## ACTIVITY
Search the records below for the string "label" and copy each line where it turns up.

==== SUPPLIED MATERIAL

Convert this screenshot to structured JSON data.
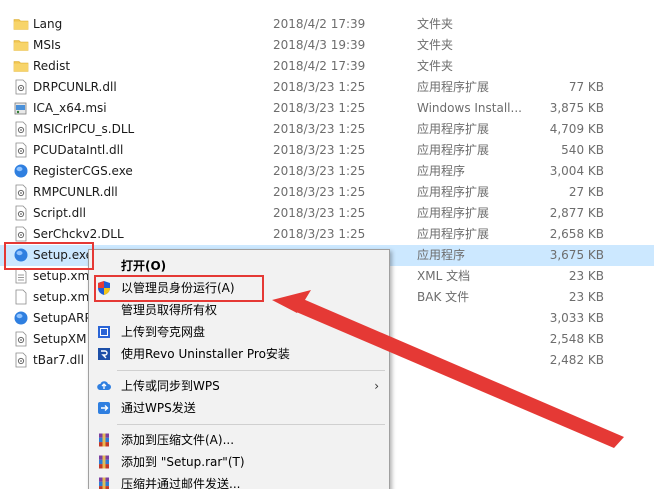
{
  "files": [
    {
      "name": "Lang",
      "date": "2018/4/2 17:39",
      "type": "文件夹",
      "size": "",
      "icon": "folder-icon"
    },
    {
      "name": "MSIs",
      "date": "2018/4/3 19:39",
      "type": "文件夹",
      "size": "",
      "icon": "folder-icon"
    },
    {
      "name": "Redist",
      "date": "2018/4/2 17:39",
      "type": "文件夹",
      "size": "",
      "icon": "folder-icon"
    },
    {
      "name": "DRPCUNLR.dll",
      "date": "2018/3/23 1:25",
      "type": "应用程序扩展",
      "size": "77 KB",
      "icon": "dll-icon"
    },
    {
      "name": "ICA_x64.msi",
      "date": "2018/3/23 1:25",
      "type": "Windows Install...",
      "size": "3,875 KB",
      "icon": "msi-icon"
    },
    {
      "name": "MSICrlPCU_s.DLL",
      "date": "2018/3/23 1:25",
      "type": "应用程序扩展",
      "size": "4,709 KB",
      "icon": "dll-icon"
    },
    {
      "name": "PCUDataIntl.dll",
      "date": "2018/3/23 1:25",
      "type": "应用程序扩展",
      "size": "540 KB",
      "icon": "dll-icon"
    },
    {
      "name": "RegisterCGS.exe",
      "date": "2018/3/23 1:25",
      "type": "应用程序",
      "size": "3,004 KB",
      "icon": "exe-icon"
    },
    {
      "name": "RMPCUNLR.dll",
      "date": "2018/3/23 1:25",
      "type": "应用程序扩展",
      "size": "27 KB",
      "icon": "dll-icon"
    },
    {
      "name": "Script.dll",
      "date": "2018/3/23 1:25",
      "type": "应用程序扩展",
      "size": "2,877 KB",
      "icon": "dll-icon"
    },
    {
      "name": "SerChckv2.DLL",
      "date": "2018/3/23 1:25",
      "type": "应用程序扩展",
      "size": "2,658 KB",
      "icon": "dll-icon"
    },
    {
      "name": "Setup.exe",
      "date": "",
      "type": "应用程序",
      "size": "3,675 KB",
      "icon": "exe-icon",
      "selected": true
    },
    {
      "name": "setup.xm",
      "date": "",
      "type": "XML 文档",
      "size": "23 KB",
      "icon": "xml-icon"
    },
    {
      "name": "setup.xm",
      "date": "",
      "type": "BAK 文件",
      "size": "23 KB",
      "icon": "bak-icon"
    },
    {
      "name": "SetupARP",
      "date": "",
      "type": "",
      "size": "3,033 KB",
      "icon": "exe-icon"
    },
    {
      "name": "SetupXM",
      "date": "",
      "type": "",
      "size": "2,548 KB",
      "icon": "dll-icon"
    },
    {
      "name": "tBar7.dll",
      "date": "",
      "type": "",
      "size": "2,482 KB",
      "icon": "dll-icon"
    }
  ],
  "context_menu": {
    "items": [
      {
        "label": "打开(O)",
        "bold": true,
        "icon": ""
      },
      {
        "label": "以管理员身份运行(A)",
        "icon": "uac-shield-icon"
      },
      {
        "label": "管理员取得所有权",
        "icon": ""
      },
      {
        "label": "上传到夸克网盘",
        "icon": "quark-cloud-icon"
      },
      {
        "label": "使用Revo Uninstaller Pro安装",
        "icon": "revo-uninstaller-icon"
      },
      {
        "label": "上传或同步到WPS",
        "icon": "wps-cloud-upload-icon",
        "submenu": true
      },
      {
        "label": "通过WPS发送",
        "icon": "wps-send-icon"
      },
      {
        "label": "添加到压缩文件(A)...",
        "icon": "winrar-icon"
      },
      {
        "label": "添加到 \"Setup.rar\"(T)",
        "icon": "winrar-icon"
      },
      {
        "label": "压缩并通过邮件发送...",
        "icon": "winrar-icon"
      }
    ],
    "submenu_arrow": "›"
  },
  "colors": {
    "selection": "#cce8ff",
    "annotation_red": "#e53935",
    "folder": "#f0c550",
    "uac_blue": "#1e5bd6",
    "uac_yellow": "#f5c518"
  }
}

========

## SOLUTION
        "label": "打开(O)",
        "label": "以管理员身份运行(A)",
        "label": "管理员取得所有权",
        "label": "上传到夸克网盘",
        "label": "使用Revo Uninstaller Pro安装",
        "label": "上传或同步到WPS",
        "label": "通过WPS发送",
        "label": "添加到压缩文件(A)...",
        "label": "添加到 \"Setup.rar\"(T)",
        "label": "压缩并通过邮件发送...",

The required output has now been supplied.